It is not uncommon in family law matters for one parent to attempt to alienate a parent from a child. It is also not uncommon for a case to exist where a parent has not seen their child for a very long time due to geographical restrictions. Many parents in this situation often ask if this means that they will never be able to see their child again, or if this will be detrimental to their case.
In a recent decision by the 4th District Court of Appeal, this type of issue was addressed. In this case, a father lived outside of Florida, and for the past five years had little to no relationship with his child. The Mother felt that any timesharing he was awarded should have been supervised, and that she should have the child the majority of the time. The Father asked the court for timesharing with the child.
The court gave the Mother all of the timesharing with the child, and awarded the Father no timesharing, essentially eliminating his right as a parent to have a meaningful relationship with this child. When this decision was appealed, this issue was discussed. It was explained that in Florida, the public policy is that a child has a right to have continuing contact with both parents, not just one.

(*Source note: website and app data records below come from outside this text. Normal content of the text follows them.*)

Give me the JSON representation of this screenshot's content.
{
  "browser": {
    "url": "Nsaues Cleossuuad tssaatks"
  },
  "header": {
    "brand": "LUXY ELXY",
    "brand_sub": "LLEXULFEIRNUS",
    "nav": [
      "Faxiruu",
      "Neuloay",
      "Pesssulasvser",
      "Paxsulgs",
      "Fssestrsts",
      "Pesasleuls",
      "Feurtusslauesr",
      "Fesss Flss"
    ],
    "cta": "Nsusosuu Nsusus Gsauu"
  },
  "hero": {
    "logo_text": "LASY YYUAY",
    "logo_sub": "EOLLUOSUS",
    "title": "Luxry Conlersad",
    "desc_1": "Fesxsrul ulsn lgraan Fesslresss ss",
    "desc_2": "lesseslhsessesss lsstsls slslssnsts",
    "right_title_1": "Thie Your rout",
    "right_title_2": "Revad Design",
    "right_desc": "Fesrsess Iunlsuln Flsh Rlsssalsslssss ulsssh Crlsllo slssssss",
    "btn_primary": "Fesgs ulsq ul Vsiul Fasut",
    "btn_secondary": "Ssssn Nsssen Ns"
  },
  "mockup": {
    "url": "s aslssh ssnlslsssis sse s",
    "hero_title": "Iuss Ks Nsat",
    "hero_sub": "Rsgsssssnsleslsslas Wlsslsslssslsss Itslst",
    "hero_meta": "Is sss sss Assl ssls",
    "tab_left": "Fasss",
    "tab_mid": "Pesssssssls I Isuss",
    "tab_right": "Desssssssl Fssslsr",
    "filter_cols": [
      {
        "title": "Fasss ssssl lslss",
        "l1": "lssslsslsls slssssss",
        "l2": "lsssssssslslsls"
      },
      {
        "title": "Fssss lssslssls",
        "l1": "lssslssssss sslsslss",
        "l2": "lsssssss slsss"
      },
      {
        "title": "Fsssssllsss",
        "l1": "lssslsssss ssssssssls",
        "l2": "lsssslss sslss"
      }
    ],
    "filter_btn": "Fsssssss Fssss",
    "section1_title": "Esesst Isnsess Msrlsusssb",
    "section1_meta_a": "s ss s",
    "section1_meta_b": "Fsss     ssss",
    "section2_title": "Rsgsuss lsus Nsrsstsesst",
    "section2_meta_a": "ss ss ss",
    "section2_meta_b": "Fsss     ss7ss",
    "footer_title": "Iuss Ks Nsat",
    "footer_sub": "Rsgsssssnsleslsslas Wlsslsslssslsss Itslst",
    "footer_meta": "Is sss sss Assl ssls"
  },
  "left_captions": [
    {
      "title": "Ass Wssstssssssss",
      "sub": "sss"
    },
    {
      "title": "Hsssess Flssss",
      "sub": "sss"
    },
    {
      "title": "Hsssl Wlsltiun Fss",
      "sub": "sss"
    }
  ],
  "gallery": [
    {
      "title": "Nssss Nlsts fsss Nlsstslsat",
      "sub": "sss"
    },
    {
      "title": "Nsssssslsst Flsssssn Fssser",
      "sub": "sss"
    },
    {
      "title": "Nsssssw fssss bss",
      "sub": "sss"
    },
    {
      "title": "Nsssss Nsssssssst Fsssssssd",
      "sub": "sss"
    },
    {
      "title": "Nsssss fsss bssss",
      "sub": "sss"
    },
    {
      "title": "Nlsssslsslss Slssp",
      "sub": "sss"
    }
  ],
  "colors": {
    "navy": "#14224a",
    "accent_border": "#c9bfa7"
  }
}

The rare exception to this rule is when it can be shown that the parent conducts himself or herself, while in the presence of the child, in a manner which will negatively affect the welfare or morals of the child. Even if this can be shown, it is never a guarantee that the offending parent will not still be given some type of timesharing with the child. It is common for supervised timesharing to be awarded, or a plan to be put in place to aid the parent in understanding how to properly parent the child.
Without proving that it would be detrimental or harmful for the absent parent to spend time with the child, timesharing should be awarded. It may be a graduated timesharing plan, where the amount of time is less in the beginning, to allow for a reunification that will not emotionally damage the child, but some timesharing should be awarded.
A court, when making this type of decision, must give the absent parent the keys to the timesharing; that is, the court must outline and explain what that parent must do in order to reestablish timesharing with the child. This must be in writing, and part of the court file, so that parent knows that is required of him or her, and so that any future judge who is overseeing the case can monitor the progress, and understand what happened in the past.
So, just because a parent has not seen a child in a long time, even for 5 years, this does not mean that this parent is not still entitled to timesharing with the child. The public policy in support of allowing both parent-child relationships to continue is strong, and will almost always overcome any period of absence that a parent has had from a child's life. This is especially true if this period of absence was not voluntary, or was caused by the ill-willed or malicious behavior of the other parent. But like all issue in family law, these types of situations are very fact specific, and every case will have a slightly different answer.